7th March 2016


Nanotechnology encompasses physics, chemistry, biology and technology on an atomic and molecular scale from 1 to 100 nanometres (nm) and involves the study and manipulation of materials and their properties based on their nanoscale compositions. The science studies the potential for nano-scale structures and machines influence the material world which can have significant implications to engineers who can create new, unique materials which are designed at the nano level to meet specific design challenges.


Nanotubes are single layers of graphite (one atom thick sheets of carbon commonly called ‘graphene’) that are rolled to form a cylindrical tube. Depending on their use, the walls of the tube can be multiple layers thick with the atoms ordered differently to produce the required characteristics.

Nanotubes have a wide variety of electrical properties which makes them useful for nano-scale conductors, semi-conductors or insulators. In addition, nanotubes have extremely high strength and are the strongest and stiffest materials discovered to date in terms of tensile strength. They are many times higher than steel but at much lighter weight making them a useful material technology for product weight reduction.


Nanotechnology is already used widely in industry but the full potential for the technology is still to be explored. Current uses of nanotechnology include:

• Sporting goods use nanotechnology to become more durable and last longer
• Clothing is manufactured with unique properties such as keeping the wearer cool, contain anti-bacterial agents, become more water resistant or give better protection from UV radiation
• Medical bandages use nanotechnology to include silver to speed up the healing process
• Some sunscreens contain nanoparticles of zinc oxide or titanium oxide.

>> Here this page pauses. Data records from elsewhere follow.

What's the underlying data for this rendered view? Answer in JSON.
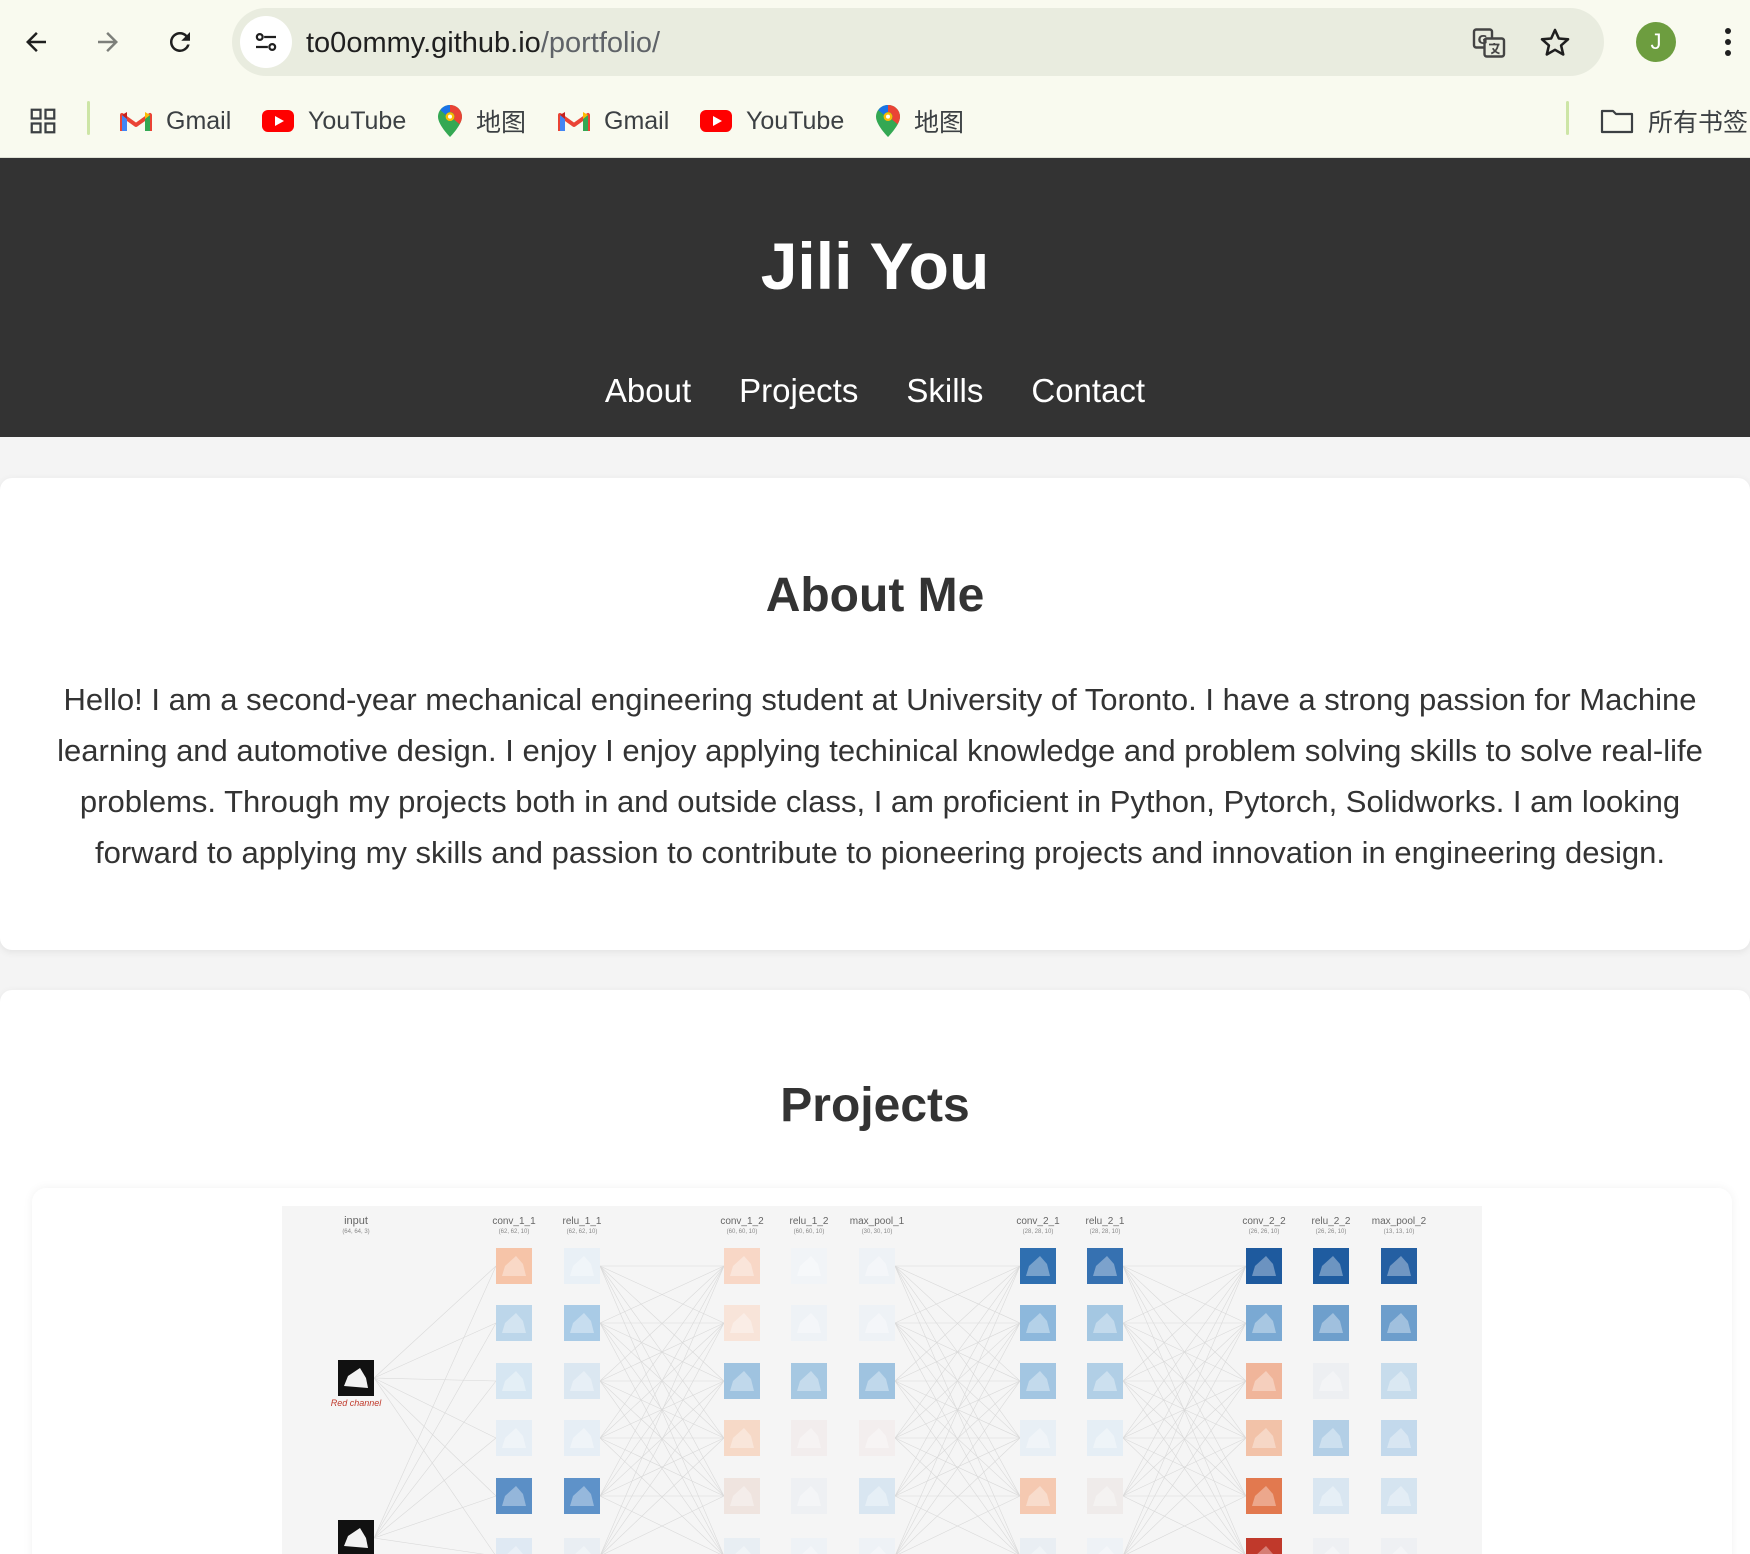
{
  "browser": {
    "url_host": "to0ommy.github.io",
    "url_path": "/portfolio/",
    "profile_initial": "J",
    "bookmarks": [
      {
        "label": "Gmail",
        "icon": "gmail-icon"
      },
      {
        "label": "YouTube",
        "icon": "youtube-icon"
      },
      {
        "label": "地图",
        "icon": "maps-icon"
      },
      {
        "label": "Gmail",
        "icon": "gmail-icon"
      },
      {
        "label": "YouTube",
        "icon": "youtube-icon"
      },
      {
        "label": "地图",
        "icon": "maps-icon"
      }
    ],
    "all_bookmarks_label": "所有书签"
  },
  "site": {
    "title": "Jili You",
    "nav": [
      "About",
      "Projects",
      "Skills",
      "Contact"
    ]
  },
  "about": {
    "heading": "About Me",
    "text": "Hello! I am a second-year mechanical engineering student at University of Toronto. I have a strong passion for Machine learning and automotive design. I enjoy I enjoy applying techinical knowledge and problem solving skills to solve real-life problems. Through my projects both in and outside class, I am proficient in Python, Pytorch, Solidworks. I am looking forward to applying my skills and passion to contribute to pioneering projects and innovation in engineering design."
  },
  "projects": {
    "heading": "Projects",
    "cnn_figure": {
      "input_label": "input",
      "input_shape": "(64, 64, 3)",
      "channel_label": "Red channel",
      "layers": [
        {
          "name": "conv_1_1",
          "shape": "(62, 62, 10)"
        },
        {
          "name": "relu_1_1",
          "shape": "(62, 62, 10)"
        },
        {
          "name": "conv_1_2",
          "shape": "(60, 60, 10)"
        },
        {
          "name": "relu_1_2",
          "shape": "(60, 60, 10)"
        },
        {
          "name": "max_pool_1",
          "shape": "(30, 30, 10)"
        },
        {
          "name": "conv_2_1",
          "shape": "(28, 28, 10)"
        },
        {
          "name": "relu_2_1",
          "shape": "(28, 28, 10)"
        },
        {
          "name": "conv_2_2",
          "shape": "(26, 26, 10)"
        },
        {
          "name": "relu_2_2",
          "shape": "(26, 26, 10)"
        },
        {
          "name": "max_pool_2",
          "shape": "(13, 13, 10)"
        }
      ],
      "tile_colors": [
        [
          "#f6c4a8",
          "#bcd6ea",
          "#d6e6f2",
          "#e6eef5",
          "#5b8fc6",
          "#dfe9f3"
        ],
        [
          "#e9f0f6",
          "#a9cbe6",
          "#dbe7f1",
          "#e6eef5",
          "#5e92c9",
          "#e9eef3"
        ],
        [
          "#f8d7c6",
          "#f8e4d9",
          "#9fc3e0",
          "#f6d9c7",
          "#efe4df",
          "#e8eef3"
        ],
        [
          "#f1f4f7",
          "#eef2f6",
          "#a6c8e2",
          "#f2eded",
          "#eef0f3",
          "#eef2f6"
        ],
        [
          "#eef2f6",
          "#eef2f6",
          "#9fc3e0",
          "#f3eeee",
          "#d9e6f1",
          "#eef2f6"
        ],
        [
          "#2f6fb0",
          "#8db8dc",
          "#a3c6e2",
          "#e8eff5",
          "#f5c9b1",
          "#e9eef3"
        ],
        [
          "#3671b1",
          "#a4c7e2",
          "#b1cfe6",
          "#e5eef5",
          "#efebea",
          "#eef2f6"
        ],
        [
          "#1e5a9e",
          "#7aa9d3",
          "#f0b59a",
          "#f2c2a8",
          "#e2794f",
          "#c0392b"
        ],
        [
          "#1f5ca0",
          "#6e9fcc",
          "#edeff2",
          "#b3cfe6",
          "#d9e6f1",
          "#eef0f3"
        ],
        [
          "#245fa2",
          "#6d9ecc",
          "#c7dcec",
          "#c3d9ec",
          "#d5e4f0",
          "#eef0f3"
        ]
      ]
    }
  }
}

Smaller particles are less visible so don’t produce the white residue that other sunscreens can
• Adding aluminum silicate nanoparticles to scratch-resistant polymer coatings can make the coatings more effective, thus giving better protection to cars and other products

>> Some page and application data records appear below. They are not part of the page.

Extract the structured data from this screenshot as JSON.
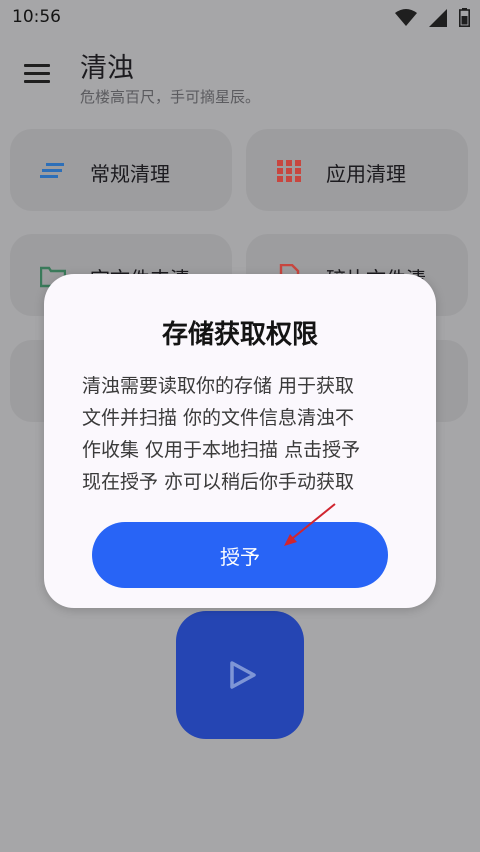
{
  "status_bar": {
    "time": "10:56",
    "icons": [
      "wifi-icon",
      "signal-icon",
      "battery-icon"
    ]
  },
  "app_bar": {
    "title": "清浊",
    "subtitle": "危楼高百尺，手可摘星辰。",
    "menu_icon": "hamburger-menu-icon"
  },
  "cards": [
    {
      "label": "常规清理",
      "icon": "lines-icon",
      "color": "#2d6fb8"
    },
    {
      "label": "应用清理",
      "icon": "grid-icon",
      "color": "#c8463f"
    },
    {
      "label": "空文件夹清",
      "icon": "folder-icon",
      "color": "#3a7a5a"
    },
    {
      "label": "碎片文件清",
      "icon": "document-icon",
      "color": "#c8463f"
    }
  ],
  "play_button": {
    "icon": "play-icon"
  },
  "dialog": {
    "title": "存储获取权限",
    "body_lines": [
      "清浊需要读取你的存储 用于获取",
      "文件并扫描 你的文件信息清浊不",
      "作收集 仅用于本地扫描 点击授予",
      "现在授予 亦可以稍后你手动获取"
    ],
    "grant_button_label": "授予"
  },
  "colors": {
    "scrim_background": "#a6a6a8",
    "card_background": "#9d9d9f",
    "dialog_background": "#fbf8fd",
    "grant_button": "#2864f6",
    "play_button": "#2545b3",
    "annotation_arrow": "#d0252f"
  }
}
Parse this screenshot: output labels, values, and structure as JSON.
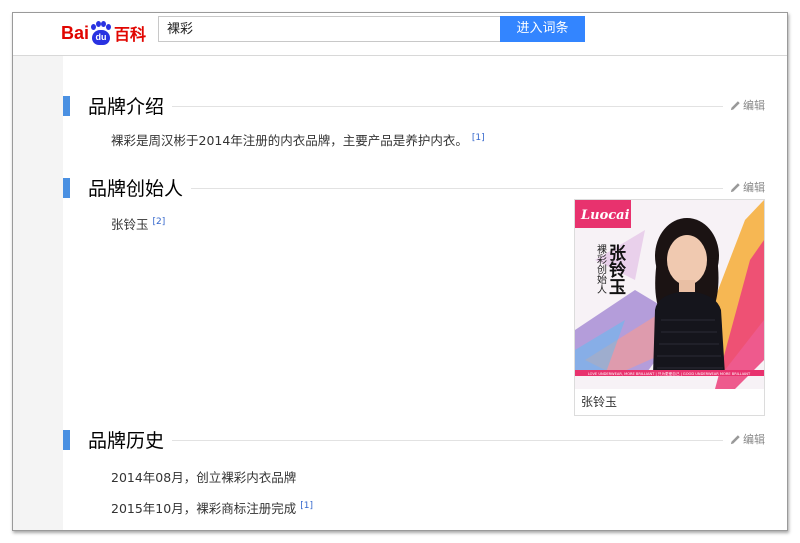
{
  "header": {
    "logo_bai": "Bai",
    "logo_du": "du",
    "logo_baike": "百科",
    "search_value": "裸彩",
    "search_button": "进入词条"
  },
  "edit_label": "编辑",
  "sections": [
    {
      "title": "品牌介绍",
      "paragraphs": [
        {
          "text": "裸彩是周汉彬于2014年注册的内衣品牌，主要产品是养护内衣。",
          "ref": "[1]"
        }
      ]
    },
    {
      "title": "品牌创始人",
      "paragraphs": [
        {
          "text": "张铃玉",
          "ref": "[2]"
        }
      ],
      "figure": {
        "caption": "张铃玉",
        "brand_logo_text": "Luocai",
        "vertical_text": "裸彩创始人",
        "signature": "张铃玉",
        "strip_text": "LOVE UNDERWEAR, MORE BRILLIANT | 只为更爱自己 | GOOD UNDERWEAR MORE BRILLIANT"
      }
    },
    {
      "title": "品牌历史",
      "paragraphs": [
        {
          "text": "2014年08月，创立裸彩内衣品牌",
          "ref": ""
        },
        {
          "text": "2015年10月，裸彩商标注册完成",
          "ref": "[1]"
        }
      ]
    }
  ],
  "colors": {
    "accent_blue": "#3385ff",
    "section_bar": "#4a90e2",
    "logo_red": "#e10601",
    "logo_blue": "#2932e1",
    "link_blue": "#3366cc"
  }
}
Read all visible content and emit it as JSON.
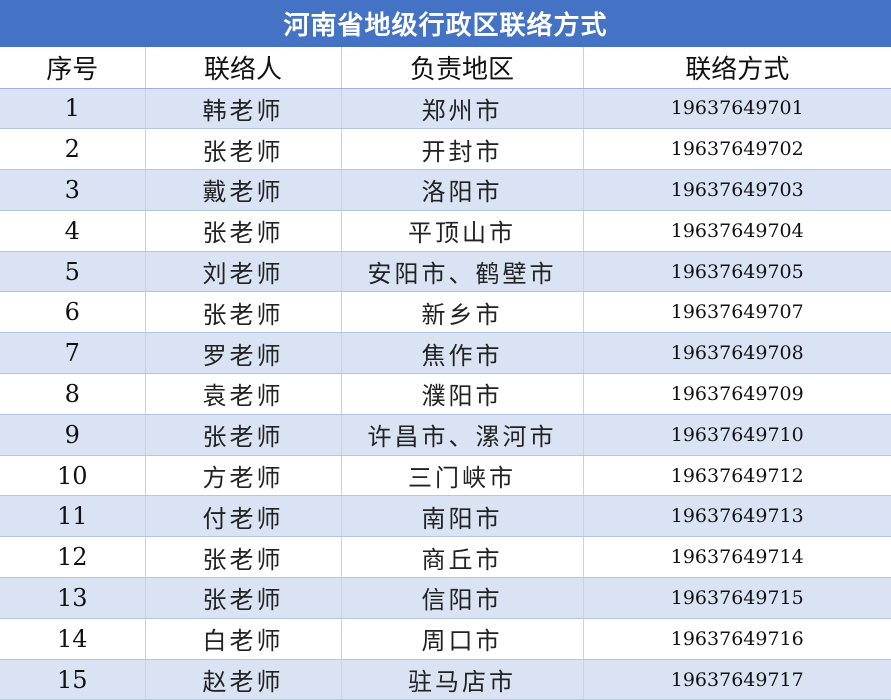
{
  "title": "河南省地级行政区联络方式",
  "columns": [
    "序号",
    "联络人",
    "负责地区",
    "联络方式"
  ],
  "rows": [
    {
      "seq": "1",
      "person": "韩老师",
      "region": "郑州市",
      "phone": "19637649701"
    },
    {
      "seq": "2",
      "person": "张老师",
      "region": "开封市",
      "phone": "19637649702"
    },
    {
      "seq": "3",
      "person": "戴老师",
      "region": "洛阳市",
      "phone": "19637649703"
    },
    {
      "seq": "4",
      "person": "张老师",
      "region": "平顶山市",
      "phone": "19637649704"
    },
    {
      "seq": "5",
      "person": "刘老师",
      "region": "安阳市、鹤壁市",
      "phone": "19637649705"
    },
    {
      "seq": "6",
      "person": "张老师",
      "region": "新乡市",
      "phone": "19637649707"
    },
    {
      "seq": "7",
      "person": "罗老师",
      "region": "焦作市",
      "phone": "19637649708"
    },
    {
      "seq": "8",
      "person": "袁老师",
      "region": "濮阳市",
      "phone": "19637649709"
    },
    {
      "seq": "9",
      "person": "张老师",
      "region": "许昌市、漯河市",
      "phone": "19637649710"
    },
    {
      "seq": "10",
      "person": "方老师",
      "region": "三门峡市",
      "phone": "19637649712"
    },
    {
      "seq": "11",
      "person": "付老师",
      "region": "南阳市",
      "phone": "19637649713"
    },
    {
      "seq": "12",
      "person": "张老师",
      "region": "商丘市",
      "phone": "19637649714"
    },
    {
      "seq": "13",
      "person": "张老师",
      "region": "信阳市",
      "phone": "19637649715"
    },
    {
      "seq": "14",
      "person": "白老师",
      "region": "周口市",
      "phone": "19637649716"
    },
    {
      "seq": "15",
      "person": "赵老师",
      "region": "驻马店市",
      "phone": "19637649717"
    }
  ],
  "colors": {
    "title_background": "#4472c4",
    "title_text": "#ffffff",
    "band_row": "#dae3f3",
    "plain_row": "#ffffff"
  }
}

The future of nanotechnology is largely unknown but it has the potential to significantly impact the engineering and manufacturing world. The technology has the potential to allow products to be produced as and when they are needed by individuals with the use of personal ‘nanofactories’ rather than on a mass scale via traditional factories. This process is often referred to as ‘molecular manufacturing’ where, like additive manufacturing, products are built up layer by layer to form the final design. However, as the name suggests, in molecular manufacturing, this is done at the molecular or even atomic level.

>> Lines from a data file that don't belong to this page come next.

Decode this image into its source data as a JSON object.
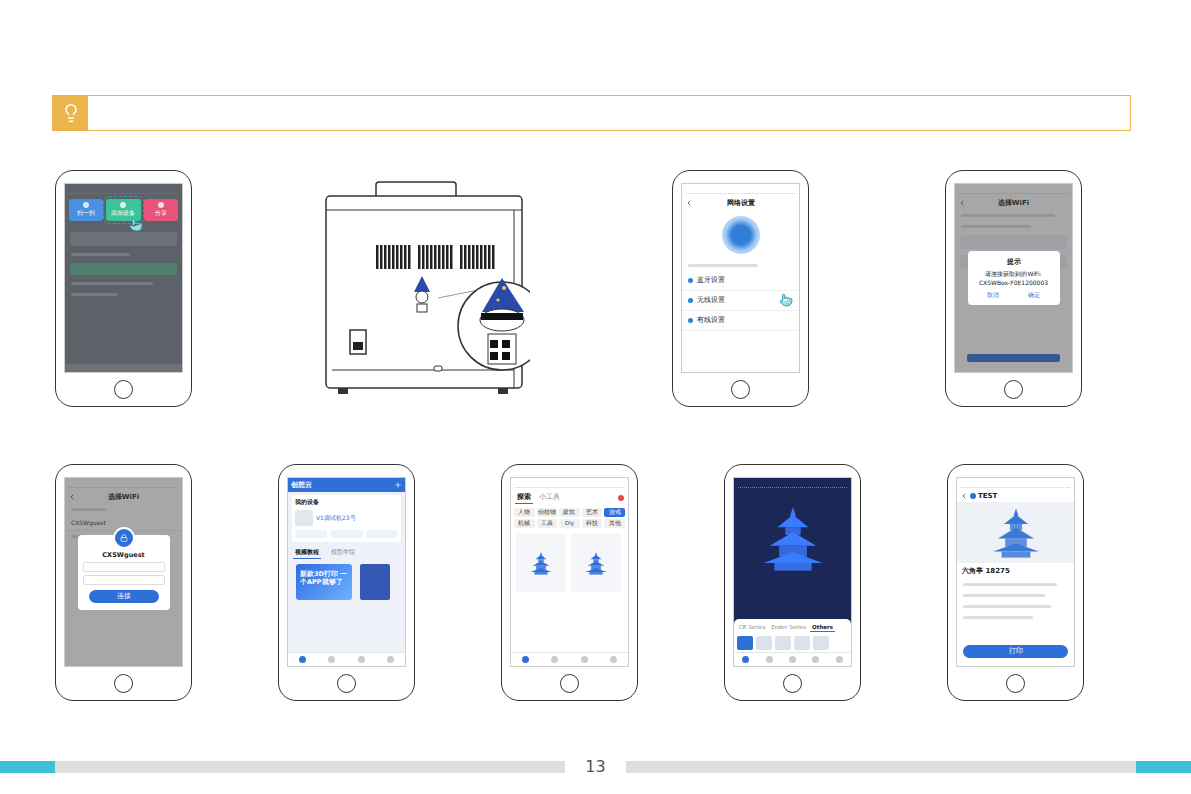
{
  "top_row": [
    {
      "kind": "home",
      "dimmed": true,
      "buttons": [
        {
          "label": "扫一扫",
          "selected": false,
          "color": "#4a90e2"
        },
        {
          "label": "添加设备",
          "selected": true,
          "color": "#3cc39a"
        },
        {
          "label": "分享",
          "selected": false,
          "color": "#e8537a"
        }
      ]
    },
    {
      "kind": "printer"
    },
    {
      "kind": "network",
      "title": "网络设置",
      "options": [
        {
          "label": "蓝牙设置",
          "selected": false
        },
        {
          "label": "无线设置",
          "selected": true
        },
        {
          "label": "有线设置",
          "selected": false
        }
      ]
    },
    {
      "kind": "wifi-prompt",
      "title": "选择WiFi",
      "dialog": {
        "title": "提示",
        "message": "请连接获取到的WiFi: CXSWBox-F0E1200003",
        "buttons": [
          "取消",
          "确定"
        ]
      }
    }
  ],
  "bottom_row": [
    {
      "kind": "wifi-connect",
      "title": "选择WiFi",
      "networks": [
        "CXSWguest"
      ],
      "dialog": {
        "title": "CXSWguest",
        "button": "连接"
      }
    },
    {
      "kind": "app-home",
      "title": "创想云",
      "section": "我的设备",
      "device": "V1调试机23号",
      "tabs": [
        {
          "label": "视频教程",
          "selected": true
        },
        {
          "label": "模型学院",
          "selected": false
        }
      ],
      "banner": "新款3D打印 一个APP就够了"
    },
    {
      "kind": "explore",
      "tabs": [
        {
          "label": "探索",
          "selected": true
        },
        {
          "label": "小工具",
          "selected": false
        }
      ],
      "chips": [
        {
          "label": "人物",
          "selected": false
        },
        {
          "label": "动植物",
          "selected": false
        },
        {
          "label": "建筑",
          "selected": false
        },
        {
          "label": "艺术",
          "selected": false
        },
        {
          "label": "游戏",
          "selected": true
        },
        {
          "label": "机械",
          "selected": false
        },
        {
          "label": "工具",
          "selected": false
        },
        {
          "label": "Diy",
          "selected": false
        },
        {
          "label": "科技",
          "selected": false
        },
        {
          "label": "其他",
          "selected": false
        }
      ]
    },
    {
      "kind": "slicer",
      "tabs": [
        {
          "label": "CR Series",
          "selected": false
        },
        {
          "label": "Ender Series",
          "selected": false
        },
        {
          "label": "Others",
          "selected": true
        }
      ]
    },
    {
      "kind": "model-detail",
      "title": "TEST",
      "model": "六角亭 18275",
      "button": "打印"
    }
  ],
  "footer": {
    "page": "13"
  }
}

Although futuristic, this illustrates the impact that nanotechnology could have on traditional manufacturing processes and distribution models.